This ICD study, led by Kit Anderson, former ICD Research Director, examined the frequency of use of the organizing techniques originally proposed for CD clients by Judith Kolberg in What Every Organizer Should Know About Chronic Disorganization. The study sought to determine which of these techniques were most often used by ICD subscribers and other professional organizers. Findings were that “body doubling” was by far the most used technique, followed by avoiding “tactile sympathy.” About half used “maintenance sessions,” “recommending support services,” “treasure hunting,” “sampling/playing favorites,” and “shrines.” Just under half regularly used the “muttering game” and usage of other techniques was much lower.
Development of a Chronic Disorganization Inventory [2006-2007]

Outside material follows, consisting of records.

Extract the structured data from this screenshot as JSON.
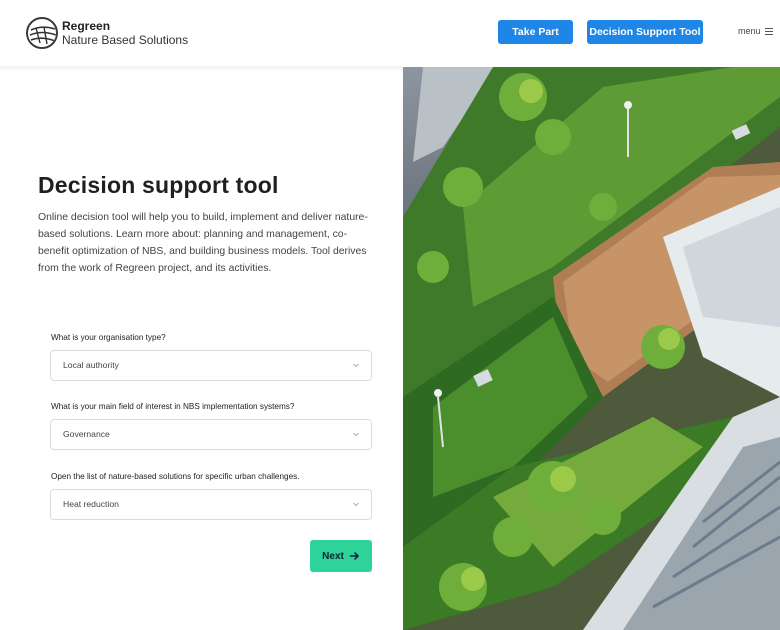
{
  "brand": {
    "name": "Regreen",
    "subtitle": "Nature Based Solutions"
  },
  "nav": {
    "take_part": "Take Part",
    "decision_support_tool": "Decision Support Tool",
    "menu": "menu"
  },
  "main": {
    "title": "Decision support tool",
    "description": "Online decision tool will help you to build, implement and deliver nature-based solutions. Learn more about: planning and management, co-benefit optimization of NBS, and building business models. Tool derives from the work of Regreen project, and its activities.",
    "questions": [
      {
        "label": "What is your organisation type?",
        "value": "Local authority"
      },
      {
        "label": "What is your main field of interest in NBS implementation systems?",
        "value": "Governance"
      },
      {
        "label": "Open the list of nature-based solutions for specific urban challenges.",
        "value": "Heat reduction"
      }
    ],
    "next_label": "Next"
  },
  "colors": {
    "primary_blue": "#1e86e6",
    "next_green": "#2ed39a"
  },
  "icons": {
    "logo": "regreen-logo-icon",
    "menu": "menu-icon",
    "chevron": "chevron-down-icon",
    "arrow": "arrow-right-icon"
  }
}
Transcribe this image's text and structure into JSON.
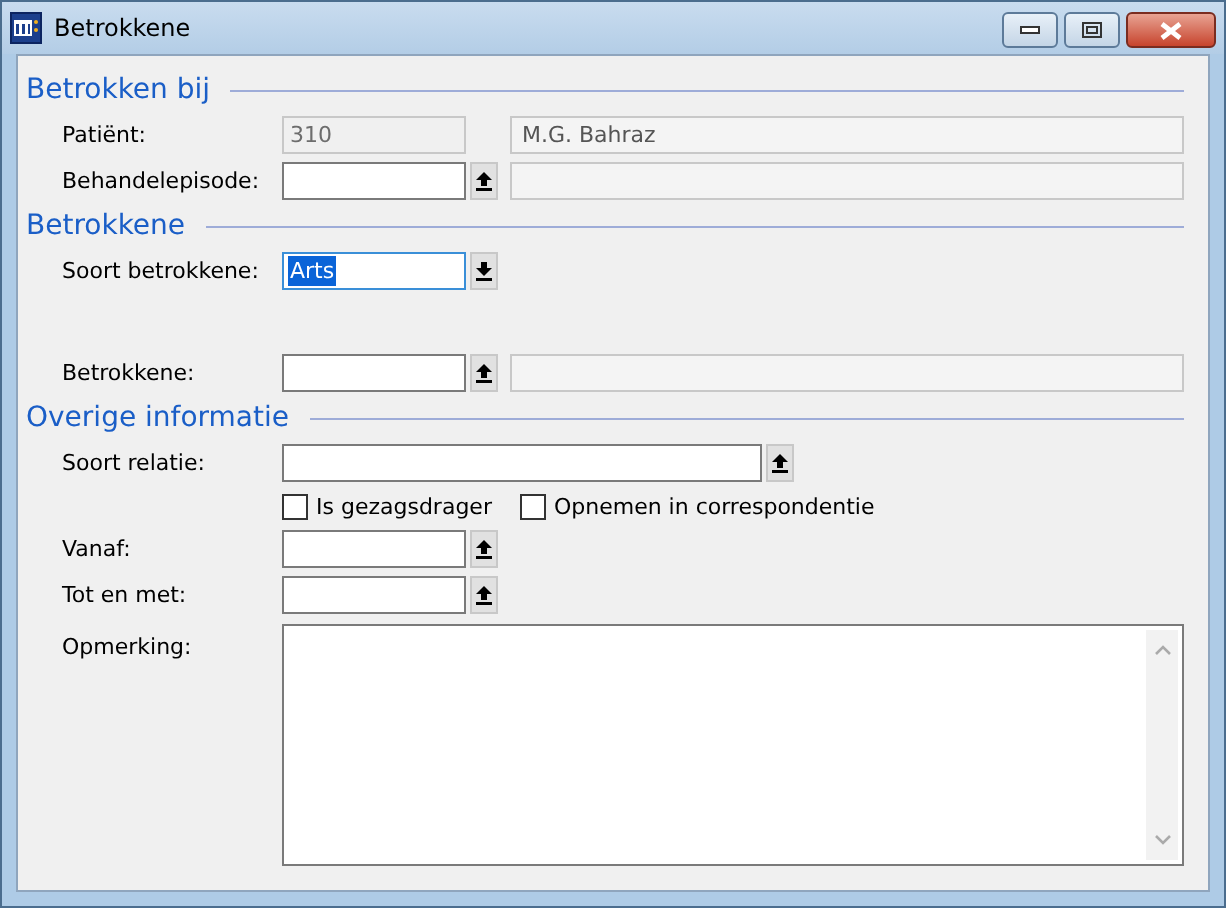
{
  "window": {
    "title": "Betrokkene"
  },
  "sections": [
    {
      "heading": "Betrokken bij",
      "rows": [
        {
          "kind": "field",
          "label": "Patiënt:",
          "value": "310",
          "disabled": true,
          "detail": {
            "value": "M.G. Bahraz",
            "disabled": true
          }
        },
        {
          "kind": "field",
          "label": "Behandelepisode:",
          "disabled": false,
          "lookup": true,
          "detail": {
            "disabled": true
          }
        }
      ]
    },
    {
      "heading": "Betrokkene",
      "rows": [
        {
          "kind": "field",
          "label": "Soort betrokkene:",
          "value": "Arts",
          "disabled": false,
          "focused": true,
          "text_selected": true,
          "dropdown": true
        },
        {
          "kind": "field",
          "label": "Betrokkene:",
          "disabled": false,
          "lookup": true,
          "detail": {
            "disabled": true
          },
          "spaced": true
        }
      ]
    },
    {
      "heading": "Overige informatie",
      "rows": [
        {
          "kind": "field",
          "label": "Soort relatie:",
          "disabled": false,
          "wide": true,
          "lookup": true
        },
        {
          "kind": "checkboxes",
          "items": [
            {
              "label": "Is gezagsdrager",
              "checked": false
            },
            {
              "label": "Opnemen in correspondentie",
              "checked": false
            }
          ]
        },
        {
          "kind": "field",
          "label": "Vanaf:",
          "disabled": false,
          "lookup": true
        },
        {
          "kind": "field",
          "label": "Tot en met:",
          "disabled": false,
          "lookup": true
        },
        {
          "kind": "memo",
          "label": "Opmerking:"
        }
      ]
    }
  ]
}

ICD collaborated with Sharon Mintz, MS, who at the time was a doctoral student at Fordham University, in a project to develop a Chronic Disorganization Inventory. ICD placed a link on our web site to a survey measuring the extent and type of chronic disorganization, and sent an email to all subscribers asking them to encourage their CD clients to take the on-line survey. Results indicated that the 60-item Chronic Disorganization Inventory is a psychometrically sound instrument that can be used to assess the level and subtypes of chronic disorganization. After further analysis the tool will be made available to professional organizers.
Decision Making Among Elderly Clients with Hoarding and Clutter-related Issues [2005-2006]
ICD collaborated with Monika Eckfield Petross, RN, MSN, who at the time was a doctoral student at the University of California at San Francisco School of Nursing, to conduct a pilot study designed to explore the experience of elderly individuals with hoarding and cluttering behaviors. ICD professional organizers distributed a brochure to their CD clients and encouraged them to participate in the pilot study. Findings were that all participants in the study struggled with decision making. A variety of reasons for decision-making difficulties were given by participants, including a fear of making mistakes, inability to prioritize, the struggle between emotional attachment and logical decisions, and others.